*Exercise objective*: Copy all entries exactly.

Web page and app entries
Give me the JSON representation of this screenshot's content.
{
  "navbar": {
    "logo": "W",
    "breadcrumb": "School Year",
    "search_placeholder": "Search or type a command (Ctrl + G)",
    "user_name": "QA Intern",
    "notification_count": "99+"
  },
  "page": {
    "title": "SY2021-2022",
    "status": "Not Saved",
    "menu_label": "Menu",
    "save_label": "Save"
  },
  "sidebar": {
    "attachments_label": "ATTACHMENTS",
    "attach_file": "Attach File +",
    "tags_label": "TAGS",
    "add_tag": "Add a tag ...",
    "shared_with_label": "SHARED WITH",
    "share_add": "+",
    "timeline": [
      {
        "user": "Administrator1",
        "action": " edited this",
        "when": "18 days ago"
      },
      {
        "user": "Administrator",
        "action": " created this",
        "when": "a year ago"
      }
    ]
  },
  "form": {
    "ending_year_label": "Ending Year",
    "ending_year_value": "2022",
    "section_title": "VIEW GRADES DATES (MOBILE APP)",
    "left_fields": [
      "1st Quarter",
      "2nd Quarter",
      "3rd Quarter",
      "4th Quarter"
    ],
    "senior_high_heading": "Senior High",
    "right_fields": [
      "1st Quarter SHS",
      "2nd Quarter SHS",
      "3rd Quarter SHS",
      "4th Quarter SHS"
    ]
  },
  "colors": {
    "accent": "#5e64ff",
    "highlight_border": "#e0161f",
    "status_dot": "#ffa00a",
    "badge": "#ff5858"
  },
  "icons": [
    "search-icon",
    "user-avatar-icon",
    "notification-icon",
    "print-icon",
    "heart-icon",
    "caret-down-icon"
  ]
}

*Output of the exercise*:
Give me the JSON representation of this screenshot's content.
{
  "navbar": {
    "logo": "W",
    "breadcrumb": "School Year",
    "search_placeholder": "Search or type a command (Ctrl + G)",
    "user_name": "QA Intern",
    "notification_count": "99+"
  },
  "page": {
    "title": "SY2021-2022",
    "status": "Not Saved",
    "menu_label": "Menu",
    "save_label": "Save"
  },
  "sidebar": {
    "attachments_label": "ATTACHMENTS",
    "attach_file": "Attach File +",
    "tags_label": "TAGS",
    "add_tag": "Add a tag ...",
    "shared_with_label": "SHARED WITH",
    "share_add": "+",
    "timeline": [
      {
        "user": "Administrator1",
        "action": " edited this",
        "when": "18 days ago"
      },
      {
        "user": "Administrator",
        "action": " created this",
        "when": "a year ago"
      }
    ]
  },
  "form": {
    "ending_year_label": "Ending Year",
    "ending_year_value": "2022",
    "section_title": "VIEW GRADES DATES (MOBILE APP)",
    "left_fields": [
      "1st Quarter",
      "2nd Quarter",
      "3rd Quarter",
      "4th Quarter"
    ],
    "senior_high_heading": "Senior High",
    "right_fields": [
      "1st Quarter SHS",
      "2nd Quarter SHS",
      "3rd Quarter SHS",
      "4th Quarter SHS"
    ]
  },
  "colors": {
    "accent": "#5e64ff",
    "highlight_border": "#e0161f",
    "status_dot": "#ffa00a",
    "badge": "#ff5858"
  },
  "icons": [
    "search-icon",
    "user-avatar-icon",
    "notification-icon",
    "print-icon",
    "heart-icon",
    "caret-down-icon"
  ]
}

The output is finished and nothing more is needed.